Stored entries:
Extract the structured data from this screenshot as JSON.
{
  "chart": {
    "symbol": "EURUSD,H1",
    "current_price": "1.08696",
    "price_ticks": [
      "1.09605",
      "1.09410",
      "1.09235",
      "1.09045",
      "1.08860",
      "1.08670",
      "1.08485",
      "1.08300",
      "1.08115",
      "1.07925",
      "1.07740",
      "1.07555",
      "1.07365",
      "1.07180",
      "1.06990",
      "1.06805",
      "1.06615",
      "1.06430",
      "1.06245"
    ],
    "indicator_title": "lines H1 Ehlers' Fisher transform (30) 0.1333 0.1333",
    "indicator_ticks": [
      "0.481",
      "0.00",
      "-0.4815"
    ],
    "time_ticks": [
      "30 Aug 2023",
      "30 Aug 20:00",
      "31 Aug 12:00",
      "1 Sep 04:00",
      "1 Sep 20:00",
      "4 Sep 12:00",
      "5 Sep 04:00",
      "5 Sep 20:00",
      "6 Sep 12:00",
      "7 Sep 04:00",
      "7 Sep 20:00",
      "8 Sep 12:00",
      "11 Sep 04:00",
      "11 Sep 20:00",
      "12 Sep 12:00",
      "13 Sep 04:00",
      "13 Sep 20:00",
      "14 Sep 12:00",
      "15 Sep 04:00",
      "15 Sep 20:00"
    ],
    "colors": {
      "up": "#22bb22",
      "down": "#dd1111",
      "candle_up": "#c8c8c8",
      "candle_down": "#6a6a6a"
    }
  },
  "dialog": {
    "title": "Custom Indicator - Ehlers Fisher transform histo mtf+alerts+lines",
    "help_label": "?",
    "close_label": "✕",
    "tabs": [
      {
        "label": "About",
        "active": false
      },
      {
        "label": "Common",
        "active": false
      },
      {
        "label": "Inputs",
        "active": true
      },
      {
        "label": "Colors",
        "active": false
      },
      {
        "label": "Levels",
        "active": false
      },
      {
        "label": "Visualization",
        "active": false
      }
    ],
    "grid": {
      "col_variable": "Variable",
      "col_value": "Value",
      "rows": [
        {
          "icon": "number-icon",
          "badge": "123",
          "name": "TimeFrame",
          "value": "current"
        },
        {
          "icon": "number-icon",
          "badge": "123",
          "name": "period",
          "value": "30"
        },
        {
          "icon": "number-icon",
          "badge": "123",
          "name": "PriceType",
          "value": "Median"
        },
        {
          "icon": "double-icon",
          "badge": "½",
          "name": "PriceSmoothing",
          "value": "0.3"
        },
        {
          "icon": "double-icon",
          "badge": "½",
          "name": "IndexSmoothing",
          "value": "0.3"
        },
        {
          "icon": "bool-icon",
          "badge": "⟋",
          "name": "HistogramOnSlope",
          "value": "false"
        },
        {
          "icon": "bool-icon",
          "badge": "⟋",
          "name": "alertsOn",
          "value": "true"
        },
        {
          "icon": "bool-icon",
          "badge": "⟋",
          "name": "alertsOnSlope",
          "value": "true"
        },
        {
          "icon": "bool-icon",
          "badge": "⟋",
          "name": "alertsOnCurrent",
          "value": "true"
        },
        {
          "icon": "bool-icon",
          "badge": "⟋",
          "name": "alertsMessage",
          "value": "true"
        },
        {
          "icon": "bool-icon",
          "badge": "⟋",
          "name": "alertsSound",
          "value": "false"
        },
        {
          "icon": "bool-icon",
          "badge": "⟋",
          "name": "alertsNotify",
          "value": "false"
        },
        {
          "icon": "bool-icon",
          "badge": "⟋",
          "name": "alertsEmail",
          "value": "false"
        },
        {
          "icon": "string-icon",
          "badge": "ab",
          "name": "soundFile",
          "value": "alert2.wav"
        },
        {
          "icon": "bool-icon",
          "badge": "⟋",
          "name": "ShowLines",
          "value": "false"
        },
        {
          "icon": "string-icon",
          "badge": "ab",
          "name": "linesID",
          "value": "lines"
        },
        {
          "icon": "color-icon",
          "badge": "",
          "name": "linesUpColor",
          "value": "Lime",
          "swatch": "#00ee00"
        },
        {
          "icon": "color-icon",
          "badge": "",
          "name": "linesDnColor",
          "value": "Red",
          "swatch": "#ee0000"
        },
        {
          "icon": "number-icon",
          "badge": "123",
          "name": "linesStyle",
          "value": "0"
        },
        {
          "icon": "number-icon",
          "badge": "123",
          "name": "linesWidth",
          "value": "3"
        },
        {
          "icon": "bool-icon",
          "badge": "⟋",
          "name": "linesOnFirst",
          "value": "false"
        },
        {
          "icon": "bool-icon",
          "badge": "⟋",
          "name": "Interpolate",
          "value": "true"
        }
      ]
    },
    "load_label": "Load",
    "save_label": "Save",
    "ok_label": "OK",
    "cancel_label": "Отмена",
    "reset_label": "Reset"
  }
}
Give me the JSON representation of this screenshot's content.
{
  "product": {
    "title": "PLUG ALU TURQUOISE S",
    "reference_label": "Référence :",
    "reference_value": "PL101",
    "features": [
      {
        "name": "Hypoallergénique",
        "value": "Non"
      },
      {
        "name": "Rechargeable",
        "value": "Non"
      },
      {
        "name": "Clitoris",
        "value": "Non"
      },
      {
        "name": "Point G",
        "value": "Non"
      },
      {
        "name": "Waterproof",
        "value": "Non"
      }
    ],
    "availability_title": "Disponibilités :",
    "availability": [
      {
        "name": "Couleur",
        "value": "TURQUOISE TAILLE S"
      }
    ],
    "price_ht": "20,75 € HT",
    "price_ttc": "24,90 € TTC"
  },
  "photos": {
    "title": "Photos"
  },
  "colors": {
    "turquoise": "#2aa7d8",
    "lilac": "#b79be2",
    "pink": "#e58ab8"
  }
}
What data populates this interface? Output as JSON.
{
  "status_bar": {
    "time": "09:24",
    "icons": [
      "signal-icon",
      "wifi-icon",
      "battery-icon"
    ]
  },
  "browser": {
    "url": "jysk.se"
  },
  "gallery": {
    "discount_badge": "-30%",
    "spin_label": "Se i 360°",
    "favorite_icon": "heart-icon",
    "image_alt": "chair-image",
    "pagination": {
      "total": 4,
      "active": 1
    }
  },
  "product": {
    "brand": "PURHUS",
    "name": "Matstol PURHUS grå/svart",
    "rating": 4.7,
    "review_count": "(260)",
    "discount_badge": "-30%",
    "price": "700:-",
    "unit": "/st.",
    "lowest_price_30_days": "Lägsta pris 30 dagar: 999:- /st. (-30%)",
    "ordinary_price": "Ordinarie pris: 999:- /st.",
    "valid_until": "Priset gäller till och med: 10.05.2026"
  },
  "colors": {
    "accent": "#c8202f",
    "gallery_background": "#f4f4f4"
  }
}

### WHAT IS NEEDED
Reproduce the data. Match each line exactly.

### OUTPUT FOR THIS EXERCISE
Extract the structured data from this screenshot as JSON.
{
  "chart": {
    "symbol": "EURUSD,H1",
    "current_price": "1.08696",
    "price_ticks": [
      "1.09605",
      "1.09410",
      "1.09235",
      "1.09045",
      "1.08860",
      "1.08670",
      "1.08485",
      "1.08300",
      "1.08115",
      "1.07925",
      "1.07740",
      "1.07555",
      "1.07365",
      "1.07180",
      "1.06990",
      "1.06805",
      "1.06615",
      "1.06430",
      "1.06245"
    ],
    "indicator_title": "lines H1 Ehlers' Fisher transform (30) 0.1333 0.1333",
    "indicator_ticks": [
      "0.481",
      "0.00",
      "-0.4815"
    ],
    "time_ticks": [
      "30 Aug 2023",
      "30 Aug 20:00",
      "31 Aug 12:00",
      "1 Sep 04:00",
      "1 Sep 20:00",
      "4 Sep 12:00",
      "5 Sep 04:00",
      "5 Sep 20:00",
      "6 Sep 12:00",
      "7 Sep 04:00",
      "7 Sep 20:00",
      "8 Sep 12:00",
      "11 Sep 04:00",
      "11 Sep 20:00",
      "12 Sep 12:00",
      "13 Sep 04:00",
      "13 Sep 20:00",
      "14 Sep 12:00",
      "15 Sep 04:00",
      "15 Sep 20:00"
    ],
    "colors": {
      "up": "#22bb22",
      "down": "#dd1111",
      "candle_up": "#c8c8c8",
      "candle_down": "#6a6a6a"
    }
  },
  "dialog": {
    "title": "Custom Indicator - Ehlers Fisher transform histo mtf+alerts+lines",
    "help_label": "?",
    "close_label": "✕",
    "tabs": [
      {
        "label": "About",
        "active": false
      },
      {
        "label": "Common",
        "active": false
      },
      {
        "label": "Inputs",
        "active": true
      },
      {
        "label": "Colors",
        "active": false
      },
      {
        "label": "Levels",
        "active": false
      },
      {
        "label": "Visualization",
        "active": false
      }
    ],
    "grid": {
      "col_variable": "Variable",
      "col_value": "Value",
      "rows": [
        {
          "icon": "number-icon",
          "badge": "123",
          "name": "TimeFrame",
          "value": "current"
        },
        {
          "icon": "number-icon",
          "badge": "123",
          "name": "period",
          "value": "30"
        },
        {
          "icon": "number-icon",
          "badge": "123",
          "name": "PriceType",
          "value": "Median"
        },
        {
          "icon": "double-icon",
          "badge": "½",
          "name": "PriceSmoothing",
          "value": "0.3"
        },
        {
          "icon": "double-icon",
          "badge": "½",
          "name": "IndexSmoothing",
          "value": "0.3"
        },
        {
          "icon": "bool-icon",
          "badge": "⟋",
          "name": "HistogramOnSlope",
          "value": "false"
        },
        {
          "icon": "bool-icon",
          "badge": "⟋",
          "name": "alertsOn",
          "value": "true"
        },
        {
          "icon": "bool-icon",
          "badge": "⟋",
          "name": "alertsOnSlope",
          "value": "true"
        },
        {
          "icon": "bool-icon",
          "badge": "⟋",
          "name": "alertsOnCurrent",
          "value": "true"
        },
        {
          "icon": "bool-icon",
          "badge": "⟋",
          "name": "alertsMessage",
          "value": "true"
        },
        {
          "icon": "bool-icon",
          "badge": "⟋",
          "name": "alertsSound",
          "value": "false"
        },
        {
          "icon": "bool-icon",
          "badge": "⟋",
          "name": "alertsNotify",
          "value": "false"
        },
        {
          "icon": "bool-icon",
          "badge": "⟋",
          "name": "alertsEmail",
          "value": "false"
        },
        {
          "icon": "string-icon",
          "badge": "ab",
          "name": "soundFile",
          "value": "alert2.wav"
        },
        {
          "icon": "bool-icon",
          "badge": "⟋",
          "name": "ShowLines",
          "value": "false"
        },
        {
          "icon": "string-icon",
          "badge": "ab",
          "name": "linesID",
          "value": "lines"
        },
        {
          "icon": "color-icon",
          "badge": "",
          "name": "linesUpColor",
          "value": "Lime",
          "swatch": "#00ee00"
        },
        {
          "icon": "color-icon",
          "badge": "",
          "name": "linesDnColor",
          "value": "Red",
          "swatch": "#ee0000"
        },
        {
          "icon": "number-icon",
          "badge": "123",
          "name": "linesStyle",
          "value": "0"
        },
        {
          "icon": "number-icon",
          "badge": "123",
          "name": "linesWidth",
          "value": "3"
        },
        {
          "icon": "bool-icon",
          "badge": "⟋",
          "name": "linesOnFirst",
          "value": "false"
        },
        {
          "icon": "bool-icon",
          "badge": "⟋",
          "name": "Interpolate",
          "value": "true"
        }
      ]
    },
    "load_label": "Load",
    "save_label": "Save",
    "ok_label": "OK",
    "cancel_label": "Отмена",
    "reset_label": "Reset"
  }
}
Give me the JSON representation of this screenshot's content.
{
  "product": {
    "title": "PLUG ALU TURQUOISE S",
    "reference_label": "Référence :",
    "reference_value": "PL101",
    "features": [
      {
        "name": "Hypoallergénique",
        "value": "Non"
      },
      {
        "name": "Rechargeable",
        "value": "Non"
      },
      {
        "name": "Clitoris",
        "value": "Non"
      },
      {
        "name": "Point G",
        "value": "Non"
      },
      {
        "name": "Waterproof",
        "value": "Non"
      }
    ],
    "availability_title": "Disponibilités :",
    "availability": [
      {
        "name": "Couleur",
        "value": "TURQUOISE TAILLE S"
      }
    ],
    "price_ht": "20,75 € HT",
    "price_ttc": "24,90 € TTC"
  },
  "photos": {
    "title": "Photos"
  },
  "colors": {
    "turquoise": "#2aa7d8",
    "lilac": "#b79be2",
    "pink": "#e58ab8"
  }
}
What data populates this interface? Output as JSON.
{
  "status_bar": {
    "time": "09:24",
    "icons": [
      "signal-icon",
      "wifi-icon",
      "battery-icon"
    ]
  },
  "browser": {
    "url": "jysk.se"
  },
  "gallery": {
    "discount_badge": "-30%",
    "spin_label": "Se i 360°",
    "favorite_icon": "heart-icon",
    "image_alt": "chair-image",
    "pagination": {
      "total": 4,
      "active": 1
    }
  },
  "product": {
    "brand": "PURHUS",
    "name": "Matstol PURHUS grå/svart",
    "rating": 4.7,
    "review_count": "(260)",
    "discount_badge": "-30%",
    "price": "700:-",
    "unit": "/st.",
    "lowest_price_30_days": "Lägsta pris 30 dagar: 999:- /st. (-30%)",
    "ordinary_price": "Ordinarie pris: 999:- /st.",
    "valid_until": "Priset gäller till och med: 10.05.2026"
  },
  "colors": {
    "accent": "#c8202f",
    "gallery_background": "#f4f4f4"
  }
}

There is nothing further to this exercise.